Sullivan says he’s learned that noncompliance is not necessarily a character flaw or recalcitrance. He cites the patient who would not take her insulin. Nance discovered that she had no permanent home, no transportation, and thus found it hard to get her prescription filled. Once Nance got her a place in a homeless shelter, arranged for transportation, and arranged for her to use the pharmacy at MUSC when she came for her prenatal care, she took her insulin regularly. “In the usual doctor’s office or clinic, we don’t screen people for those problems except at the opening visit and sometimes they don’t exist at the opening visit,” Sullivan says.
Timpner believes that the patients’ ability to text Nance and Hamilton at any hour, day or night, has been a huge part of the program’s success. “I think that kind of access is what keeps them from going to the ER,” she says.
At the conclusion of the grant in 2016, Strong Start sites will be reporting to CMMI on outcomes. These measures will include ER visits, total costs, length of hospital stay for mother and baby, total dollars spent in terms of pregnancy, regular prematurity rates, breastfeeding rates, and rates of prematurity: late preterm (34 to 36 weeks’ gestation), very preterm (less than 32 weeks) and very early preterm (28 weeks). Already, the MUSC site is able to document an increase in compliance for postpartum visits. Before Strong Start, 40% of patients returned for their postpartum appointment. Now the rate is closer to 70%, reports Sullivan.
Nance and Hamilton have several success stories of being able to extend the delivery date of complicated patients (some with preterm birth histories) by several weeks past 35 weeks.
In an evaluation of the program’s first year provided to CMMI, the Urban Institute reported that women being served by Strong Start thus far have lower than average Cesarean section rates, higher rates of breastfeeding, and in some cases, lower rates of preterm deliveries than the nation as a whole. For the full report, visit http://www.urban.org/research/publication/strong-start-mothers-and-newborns-evaluation/view/full_report.
While it is too early to make broad generalizations about the effects of Strong Start, these early data suggest some positive trends that merit attention as public and private health care officials work toward better birth outcomes for the nation’s youngest citizens.
In the larger health care environment, case management will not be adopted widely without changes in payment policy. For-profit hospitals will need to have an incentive to use effective hospital-to-home care management. Similarly, primary care practices are not likely to hire registered nurse care-managers if they are not reimbursed for that person’s work or don’t receive a share of the savings generated.
The Medicaid population in South Carolina is growing, says Sullivan.

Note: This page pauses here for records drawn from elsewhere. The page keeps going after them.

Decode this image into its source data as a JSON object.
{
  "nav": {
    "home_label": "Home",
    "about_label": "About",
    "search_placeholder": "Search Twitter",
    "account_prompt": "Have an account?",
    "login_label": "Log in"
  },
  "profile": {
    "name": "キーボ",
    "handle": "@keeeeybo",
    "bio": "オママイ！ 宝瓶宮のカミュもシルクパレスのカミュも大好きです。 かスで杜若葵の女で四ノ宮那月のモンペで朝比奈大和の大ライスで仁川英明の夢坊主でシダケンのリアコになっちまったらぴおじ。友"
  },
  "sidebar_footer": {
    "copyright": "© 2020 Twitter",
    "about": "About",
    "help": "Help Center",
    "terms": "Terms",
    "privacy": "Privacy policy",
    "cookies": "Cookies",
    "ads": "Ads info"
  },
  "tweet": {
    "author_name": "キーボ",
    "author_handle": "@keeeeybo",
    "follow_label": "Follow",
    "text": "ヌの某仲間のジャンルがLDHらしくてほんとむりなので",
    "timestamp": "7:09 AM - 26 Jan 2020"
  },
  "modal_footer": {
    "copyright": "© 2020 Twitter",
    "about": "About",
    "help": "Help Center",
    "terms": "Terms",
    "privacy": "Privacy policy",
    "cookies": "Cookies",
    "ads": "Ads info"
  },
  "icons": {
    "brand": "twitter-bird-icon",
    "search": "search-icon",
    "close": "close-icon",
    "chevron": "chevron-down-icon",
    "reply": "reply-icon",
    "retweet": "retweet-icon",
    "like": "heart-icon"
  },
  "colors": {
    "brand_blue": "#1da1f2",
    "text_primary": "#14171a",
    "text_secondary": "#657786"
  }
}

Programs such as Strong Start provide the kind of health care delivery innovation that is smart business and compassionate as well, as it gives mothers and the support they need to deliver a healthy baby.